On Thursday, July 28, the word was out: Senate Democrats unveiled a surprise, pulled-from-the-ashes $670 billion spending plan that has the blessing of the mercurial centrist Senator Joe Manchin (D-West Virginia) It’s an outline to help lower drug prices, give Americans more subsidized health coverage under Obamacare, and mitigate climate change, The Hill reports.
It would be paid for with higher taxes on corporations and the wealthy, which sounds similar to proposals Manchin previously rejected.
Scheduled to become law before the Senate escapes for its August break, the proposed reconciliation package needs all 50 Democrats and a tie-breaking vote from Vice President Kamala Harris, as well as approval by the House. It would be a big win for President Joe Biden—and Republicans have said they are opposed.

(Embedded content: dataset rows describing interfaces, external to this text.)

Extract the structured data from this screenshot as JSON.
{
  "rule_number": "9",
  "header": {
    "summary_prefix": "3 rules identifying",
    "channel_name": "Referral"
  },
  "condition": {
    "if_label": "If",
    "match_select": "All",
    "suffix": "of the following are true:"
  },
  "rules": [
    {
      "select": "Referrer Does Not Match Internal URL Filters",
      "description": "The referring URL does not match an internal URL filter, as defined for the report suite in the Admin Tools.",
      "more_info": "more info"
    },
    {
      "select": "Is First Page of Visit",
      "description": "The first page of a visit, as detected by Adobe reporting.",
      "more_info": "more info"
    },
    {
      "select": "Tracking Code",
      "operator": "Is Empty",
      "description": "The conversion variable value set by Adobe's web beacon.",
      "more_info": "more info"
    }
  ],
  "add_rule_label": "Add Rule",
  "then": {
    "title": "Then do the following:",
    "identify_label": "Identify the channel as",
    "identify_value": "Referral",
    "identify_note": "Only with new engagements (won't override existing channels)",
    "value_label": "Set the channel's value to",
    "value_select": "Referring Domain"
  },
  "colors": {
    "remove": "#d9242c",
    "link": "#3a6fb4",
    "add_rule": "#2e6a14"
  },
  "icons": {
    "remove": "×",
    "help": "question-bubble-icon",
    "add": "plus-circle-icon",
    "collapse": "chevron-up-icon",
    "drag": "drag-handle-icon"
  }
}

“It’s like two brothers from different mothers, I guess. He gets pissed off, I get pissed off, and we’ll go back and forth. He basically put out statements, and the dogs came after me again,” Manchin told Politico in an interview about talks with Senate Majority Leader Charles Schumer (D-New York). “We just worked through it.”
In a shocking development, Manchin struck a deal with Schumer after more than a year of hemming and hawing in talks over a number of proposals that had been unable to garner his backing.
Headlining the rejuvenated bill are $369 billion in funding for energy and climate programs over the next ten years—with the goal of reducing emissions by roughly 40% by 2030 and an additional $300 billion to reduce the deficit.
According to a summary released by the two senators, the blueprint would raise $739 billion in new revenue through a variety of proposals:
- $313 billion via a 15% corporate minimum tax;
- $288 billion from empowering Medicare to negotiate lower drug prices;
- $124 billion from strong IRS enforcement of tax law; and
- $14 billion from closing the carried interest loophole for money managers.
The Hill reports that the newly announced proposals will be tacked on to a bill that includes items that were expected to dominate as part of an even-slimmer package—a multiyear extension of Affordable Care Act subsidies aimed at preventing premium increases that is extended through the end of Biden’s first term and provisions aimed at lowering prescription drugs.
According to the two Senate Democrats, the bill will be brought to the floor next week before the upper chamber recesses in August.
The breakthrough hands the party a massive and a seemingly improbable victory that very few, if any, had anticipated. Senator Maria Cantwell (D-Washington) told The Wall Street Journal that she only learned of the bill while on the way to the chamber to vote on Wednesday evening.
Research contact: @thehill